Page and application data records
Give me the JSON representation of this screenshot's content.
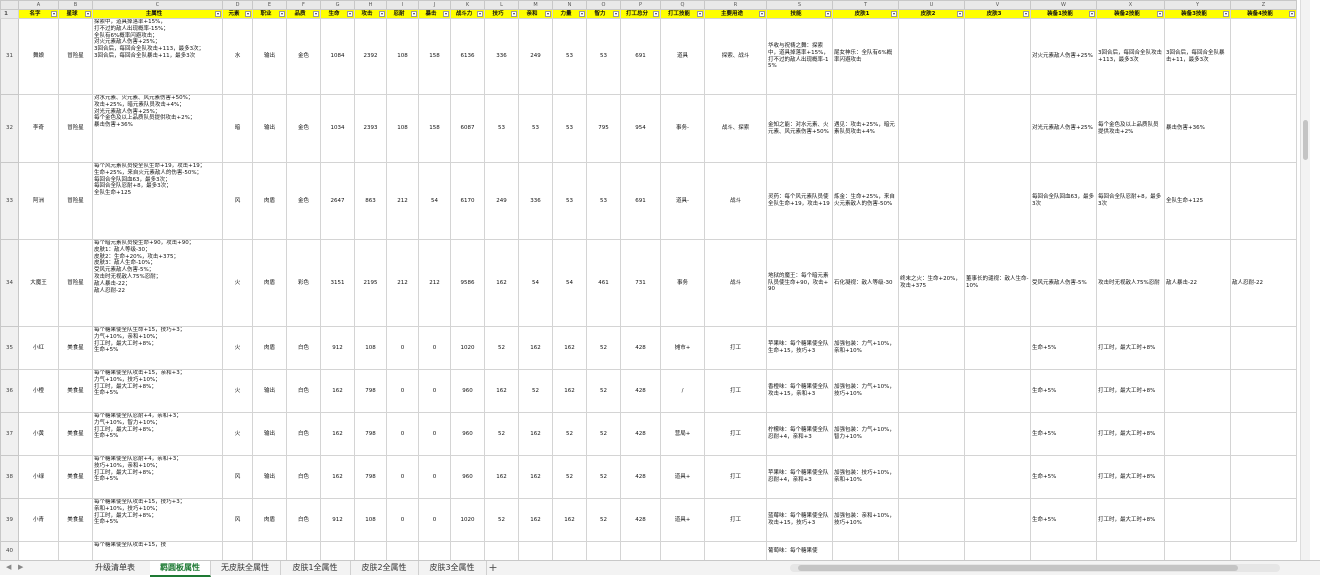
{
  "column_letters": [
    "A",
    "B",
    "C",
    "D",
    "E",
    "F",
    "G",
    "H",
    "I",
    "J",
    "K",
    "L",
    "M",
    "N",
    "O",
    "P",
    "Q",
    "R",
    "S",
    "T",
    "U",
    "V",
    "W",
    "X",
    "Y",
    "Z"
  ],
  "header_row_number": "1",
  "headers": [
    "名字",
    "星球",
    "主属性",
    "元素",
    "职业",
    "品质",
    "生命",
    "攻击",
    "忍耐",
    "暴击",
    "战斗力",
    "技巧",
    "亲和",
    "力量",
    "智力",
    "打工总分",
    "打工技能",
    "主要用途",
    "技能",
    "皮肤1",
    "皮肤2",
    "皮肤3",
    "装备1技能",
    "装备2技能",
    "装备3技能",
    "装备4技能"
  ],
  "rows": [
    {
      "num": "31",
      "cells": [
        "舞娘",
        "冒险星",
        "探索中，道具掉落率+15%，\n打不过的敌人出现概率-15%；\n全队有6%概率闪避攻击；\n对火元素敌人伤害+25%；\n3回合后，每回合全队攻击+113，最多3次；\n3回合后，每回合全队暴击+11，最多3次",
        "水",
        "输出",
        "金色",
        "1084",
        "2392",
        "108",
        "158",
        "6136",
        "336",
        "249",
        "53",
        "53",
        "691",
        "道具",
        "探索、战斗",
        "华收与祝祷之舞：探索中，道具掉落率+15%，打不过的敌人出现概率-15%",
        "尾女神乐：全队有6%概率闪避攻击",
        "",
        "",
        "对火元素敌人伤害+25%",
        "3回合后，每回合全队攻击+113，最多3次",
        "3回合后，每回合全队暴击+11，最多3次",
        ""
      ]
    },
    {
      "num": "32",
      "cells": [
        "李奇",
        "冒险星",
        "对水元素、火元素、风元素伤害+50%；\n攻击+25%，暗元素队员攻击+4%；\n对光元素敌人伤害+25%；\n每个金色及以上品质队员提供攻击+2%；\n暴击伤害+36%",
        "暗",
        "输出",
        "金色",
        "1034",
        "2393",
        "108",
        "158",
        "6087",
        "53",
        "53",
        "53",
        "795",
        "954",
        "事务-",
        "战斗、探索",
        "金知之能：对水元素、火元素、风元素伤害+50%",
        "遇见：攻击+25%，暗元素队员攻击+4%",
        "",
        "",
        "对光元素敌人伤害+25%",
        "每个金色及以上品质队员提供攻击+2%",
        "暴击伤害+36%",
        ""
      ]
    },
    {
      "num": "33",
      "cells": [
        "阿洲",
        "冒险星",
        "每个风元素队员使全队生命+19，攻击+19；\n生命+25%，来自火元素敌人的伤害-50%；\n每回合全队回血63，最多3次；\n每回合全队忍耐+8，最多3次；\n全队生命+125",
        "风",
        "肉盾",
        "金色",
        "2647",
        "863",
        "212",
        "54",
        "6170",
        "249",
        "336",
        "53",
        "53",
        "691",
        "道具-",
        "战斗",
        "灵药：每个风元素队员使全队生命+19，攻击+19",
        "炼金：生命+25%，来自火元素敌人的伤害-50%",
        "",
        "",
        "每回合全队回血63，最多3次",
        "每回合全队忍耐+8，最多3次",
        "全队生命+125",
        ""
      ]
    },
    {
      "num": "34",
      "cells": [
        "大魔王",
        "冒险星",
        "每个暗元素队员使生命+90，攻击+90；\n皮肤1：敌人等级-30；\n皮肤2：生命+20%，攻击+375；\n皮肤3：敌人生命-10%；\n受风元素敌人伤害-5%；\n攻击时无视敌人75%忍耐；\n敌人暴击-22；\n敌人忍耐-22",
        "火",
        "肉盾",
        "彩色",
        "3151",
        "2195",
        "212",
        "212",
        "9586",
        "162",
        "54",
        "54",
        "461",
        "731",
        "事务",
        "战斗",
        "地狱的魔王：每个暗元素队员使生命+90，攻击+90",
        "石化凝视：敌人等级-30",
        "终末之火：生命+20%，攻击+375",
        "董事长的谴视：敌人生命-10%",
        "受风元素敌人伤害-5%",
        "攻击时无视敌人75%忍耐",
        "敌人暴击-22",
        "敌人忍耐-22"
      ]
    },
    {
      "num": "35",
      "cells": [
        "小红",
        "美食星",
        "每个糖果使全队生命+15，技巧+3；\n力气+10%，亲和+10%；\n打工时，最大工时+8%；\n生命+5%",
        "火",
        "肉盾",
        "白色",
        "912",
        "108",
        "0",
        "0",
        "1020",
        "52",
        "162",
        "162",
        "52",
        "428",
        "摊市+",
        "打工",
        "苹果味：每个糖果使全队生命+15，技巧+3",
        "加强包装：力气+10%，亲和+10%",
        "",
        "",
        "生命+5%",
        "打工时，最大工时+8%",
        "",
        ""
      ]
    },
    {
      "num": "36",
      "cells": [
        "小橙",
        "美食星",
        "每个糖果使全队攻击+15，亲和+3；\n力气+10%，技巧+10%；\n打工时，最大工时+8%；\n生命+5%",
        "火",
        "输出",
        "白色",
        "162",
        "798",
        "0",
        "0",
        "960",
        "162",
        "52",
        "162",
        "52",
        "428",
        "/",
        "打工",
        "香橙味：每个糖果使全队攻击+15，亲和+3",
        "加强包装：力气+10%，技巧+10%",
        "",
        "",
        "生命+5%",
        "打工时，最大工时+8%",
        "",
        ""
      ]
    },
    {
      "num": "37",
      "cells": [
        "小黄",
        "美食星",
        "每个糖果使全队忍耐+4，亲和+3；\n力气+10%，智力+10%；\n打工时，最大工时+8%；\n生命+5%",
        "火",
        "输出",
        "白色",
        "162",
        "798",
        "0",
        "0",
        "960",
        "52",
        "162",
        "52",
        "52",
        "428",
        "营局+",
        "打工",
        "柠檬味：每个糖果使全队忍耐+4，亲和+3",
        "加强包装：力气+10%，智力+10%",
        "",
        "",
        "生命+5%",
        "打工时，最大工时+8%",
        "",
        ""
      ]
    },
    {
      "num": "38",
      "cells": [
        "小绿",
        "美食星",
        "每个糖果使全队忍耐+4，亲和+3；\n技巧+10%，亲和+10%；\n打工时，最大工时+8%；\n生命+5%",
        "风",
        "输出",
        "白色",
        "162",
        "798",
        "0",
        "0",
        "960",
        "162",
        "162",
        "52",
        "52",
        "428",
        "道具+",
        "打工",
        "苹果味：每个糖果使全队忍耐+4，亲和+3",
        "加强包装：技巧+10%，亲和+10%",
        "",
        "",
        "生命+5%",
        "打工时，最大工时+8%",
        "",
        ""
      ]
    },
    {
      "num": "39",
      "cells": [
        "小青",
        "美食星",
        "每个糖果使全队攻击+15，技巧+3；\n亲和+10%，技巧+10%；\n打工时，最大工时+8%；\n生命+5%",
        "风",
        "肉盾",
        "白色",
        "912",
        "108",
        "0",
        "0",
        "1020",
        "52",
        "162",
        "162",
        "52",
        "428",
        "道具+",
        "打工",
        "蓝莓味：每个糖果使全队攻击+15，技巧+3",
        "加强包装：亲和+10%，技巧+10%",
        "",
        "",
        "生命+5%",
        "打工时，最大工时+8%",
        "",
        ""
      ]
    },
    {
      "num": "40",
      "cells": [
        "",
        "",
        "每个糖果使全队攻击+15，技",
        "",
        "",
        "",
        "",
        "",
        "",
        "",
        "",
        "",
        "",
        "",
        "",
        "",
        "",
        "",
        "葡萄味：每个糖果使",
        "",
        "",
        "",
        "",
        "",
        ""
      ]
    }
  ],
  "sheet_tabs": [
    "升级清单表",
    "羁圆板属性",
    "无皮肤全属性",
    "皮肤1全属性",
    "皮肤2全属性",
    "皮肤3全属性"
  ],
  "active_tab": "羁圆板属性",
  "add_sheet_label": "+",
  "nav_left_label": "◀",
  "nav_right_label": "▶",
  "colors": {
    "header_fill": "#ffff00",
    "active_tab": "#1e7a34"
  }
}
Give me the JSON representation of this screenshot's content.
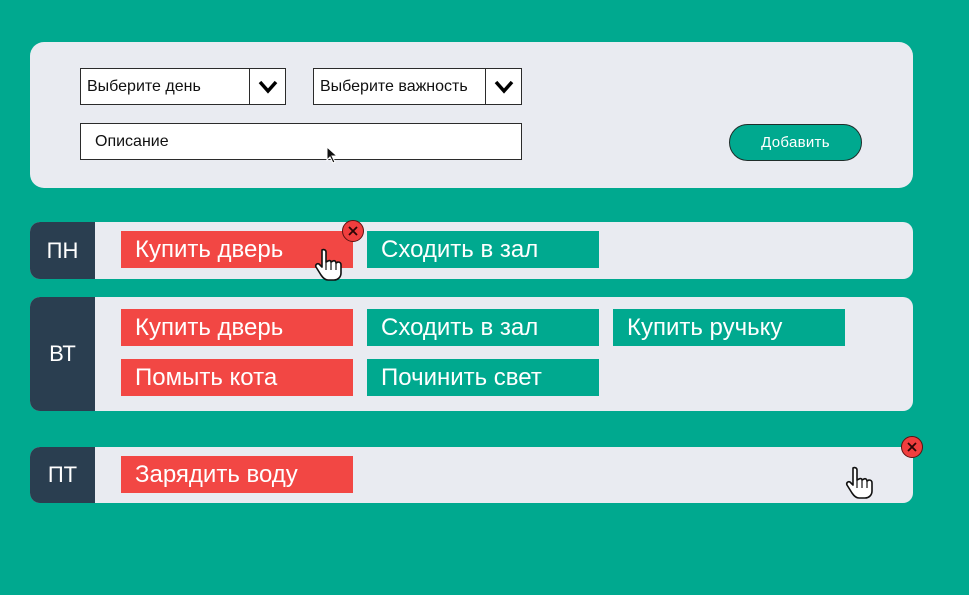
{
  "form": {
    "day_select": {
      "value": "Выберите день"
    },
    "importance_select": {
      "value": "Выберите важность"
    },
    "description": {
      "value": "Описание"
    },
    "add_button": {
      "label": "Добавить"
    }
  },
  "days": [
    {
      "label": "ПН",
      "tasks": [
        {
          "text": "Купить дверь",
          "importance": "high"
        },
        {
          "text": "Сходить в зал",
          "importance": "normal"
        }
      ]
    },
    {
      "label": "ВТ",
      "tasks": [
        {
          "text": "Купить дверь",
          "importance": "high"
        },
        {
          "text": "Сходить в зал",
          "importance": "normal"
        },
        {
          "text": "Купить ручьку",
          "importance": "normal"
        },
        {
          "text": "Помыть кота",
          "importance": "high"
        },
        {
          "text": "Починить свет",
          "importance": "normal"
        }
      ]
    },
    {
      "label": "ПТ",
      "tasks": [
        {
          "text": "Зарядить воду",
          "importance": "high"
        }
      ]
    }
  ],
  "colors": {
    "background": "#00a98f",
    "panel": "#e9ebf1",
    "day_label": "#2a3e50",
    "task_high": "#f24744",
    "task_normal": "#00a98f",
    "close": "#f03e3e"
  },
  "icons": {
    "select_arrow": "chevron-down-icon",
    "delete": "close-icon",
    "pointer": "hand-pointer-icon"
  }
}
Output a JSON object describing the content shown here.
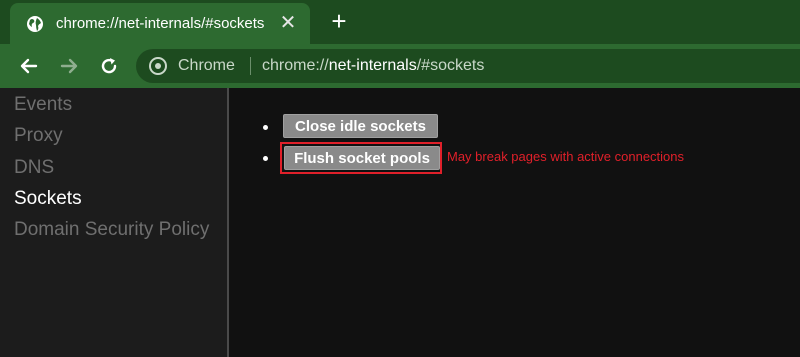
{
  "tab": {
    "title": "chrome://net-internals/#sockets",
    "close_glyph": "✕",
    "icon": "globe-icon"
  },
  "new_tab_glyph": "+",
  "omnibox": {
    "site_label": "Chrome",
    "url_scheme": "chrome://",
    "url_host": "net-internals",
    "url_path": "/#sockets"
  },
  "sidebar": {
    "items": [
      {
        "label": "Events",
        "active": false
      },
      {
        "label": "Proxy",
        "active": false
      },
      {
        "label": "DNS",
        "active": false
      },
      {
        "label": "Sockets",
        "active": true
      },
      {
        "label": "Domain Security Policy",
        "active": false
      }
    ]
  },
  "content": {
    "close_idle_label": "Close idle sockets",
    "flush_label": "Flush socket pools",
    "flush_warning": "May break pages with active connections"
  },
  "colors": {
    "accent_frame": "#2d6a30",
    "highlight_red": "#e0202a"
  }
}
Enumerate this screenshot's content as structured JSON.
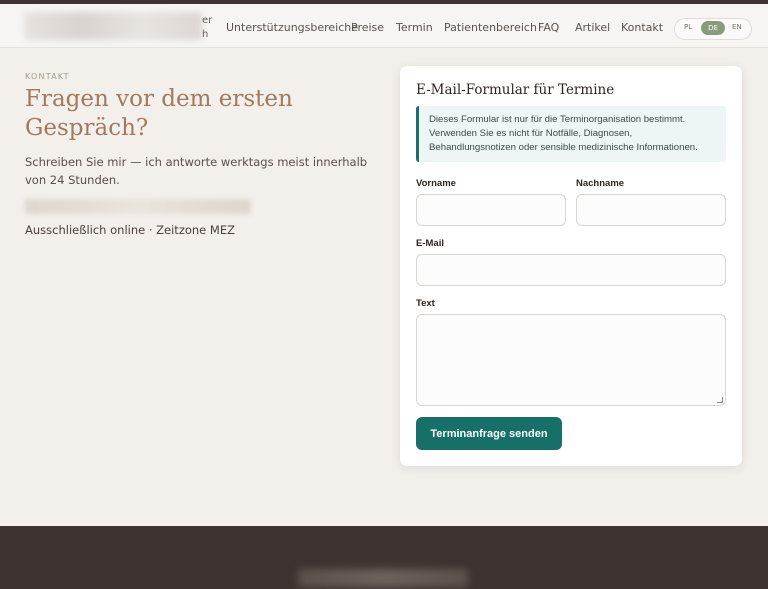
{
  "nav": {
    "logo_cut_lines": [
      "er",
      "h"
    ],
    "items": [
      "Unterstützungsbereiche",
      "Preise",
      "Termin",
      "Patientenbereich",
      "FAQ",
      "Artikel",
      "Kontakt"
    ],
    "languages": [
      "PL",
      "DE",
      "EN"
    ],
    "active_language": "DE"
  },
  "intro": {
    "eyebrow": "KONTAKT",
    "heading": "Fragen vor dem ersten Gespräch?",
    "lead": "Schreiben Sie mir — ich antworte werktags meist innerhalb von 24 Stunden.",
    "availability": "Ausschließlich online · Zeitzone MEZ"
  },
  "form": {
    "title": "E-Mail-Formular für Termine",
    "notice": "Dieses Formular ist nur für die Terminorganisation bestimmt. Verwenden Sie es nicht für Notfälle, Diagnosen, Behandlungsnotizen oder sensible medizinische Informationen.",
    "labels": {
      "first_name": "Vorname",
      "last_name": "Nachname",
      "email": "E-Mail",
      "text": "Text"
    },
    "values": {
      "first_name": "",
      "last_name": "",
      "email": "",
      "text": ""
    },
    "submit_label": "Terminanfrage senden"
  },
  "colors": {
    "accent": "#167067",
    "heading": "#a07a5e",
    "footer": "#3d3330",
    "background": "#f3efeb"
  }
}
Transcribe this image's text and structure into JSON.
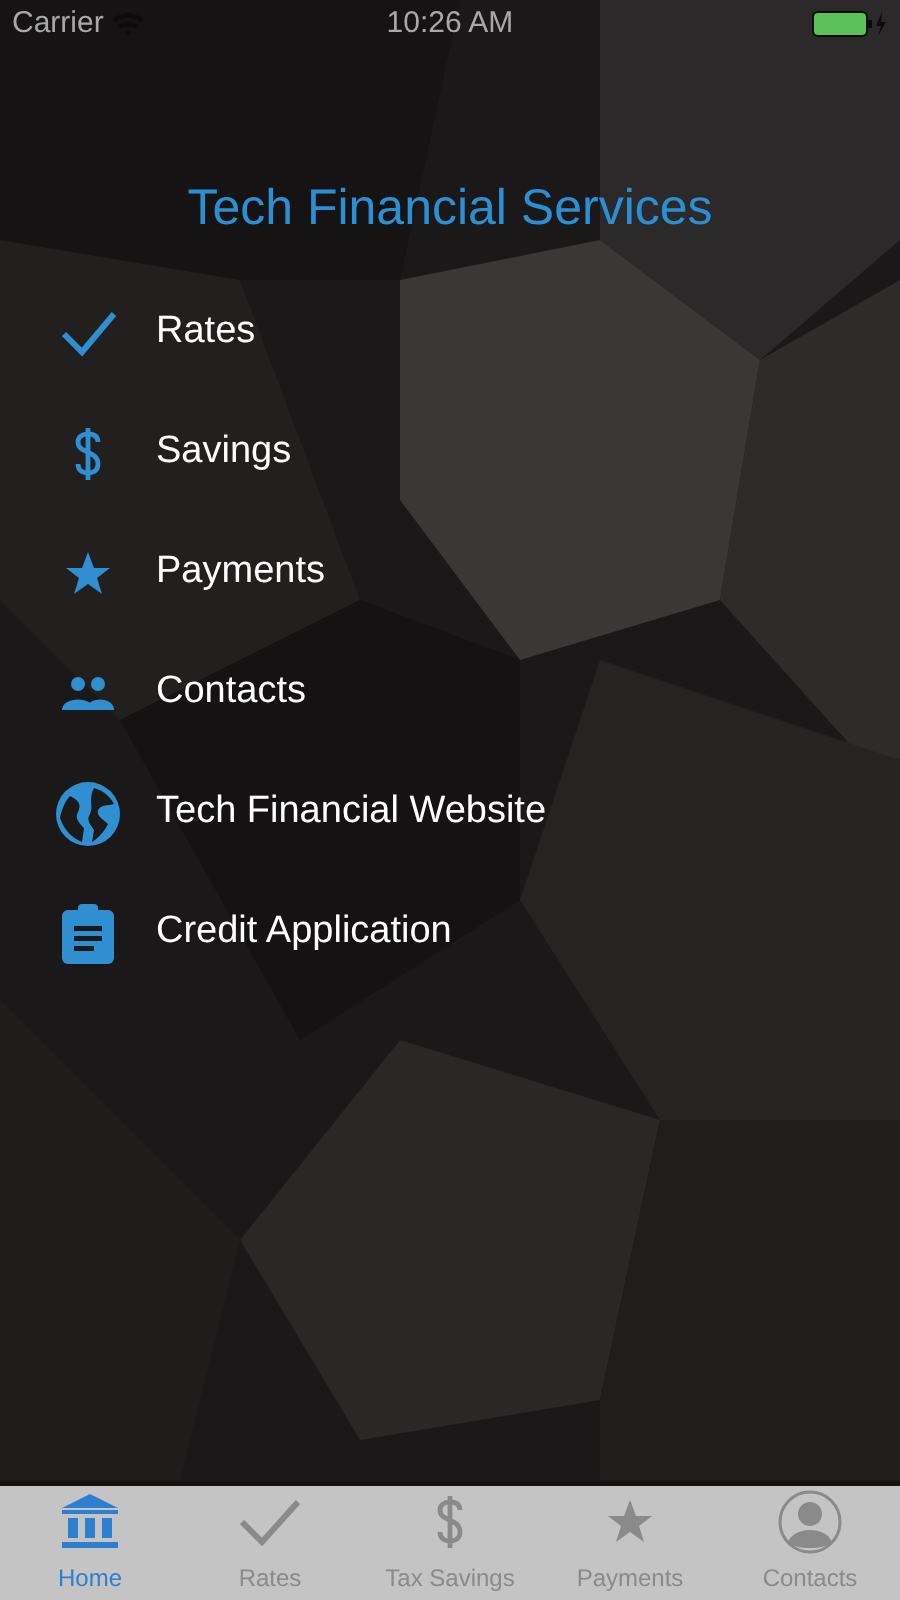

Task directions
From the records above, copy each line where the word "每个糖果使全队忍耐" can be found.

Response to the exercise
        "每个糖果使全队忍耐+4，亲和+3；\n力气+10%，智力+10%；\n打工时，最大工时+8%；\n生命+5%",
        "柠檬味：每个糖果使全队忍耐+4，亲和+3",
        "每个糖果使全队忍耐+4，亲和+3；\n技巧+10%，亲和+10%；\n打工时，最大工时+8%；\n生命+5%",
        "苹果味：每个糖果使全队忍耐+4，亲和+3",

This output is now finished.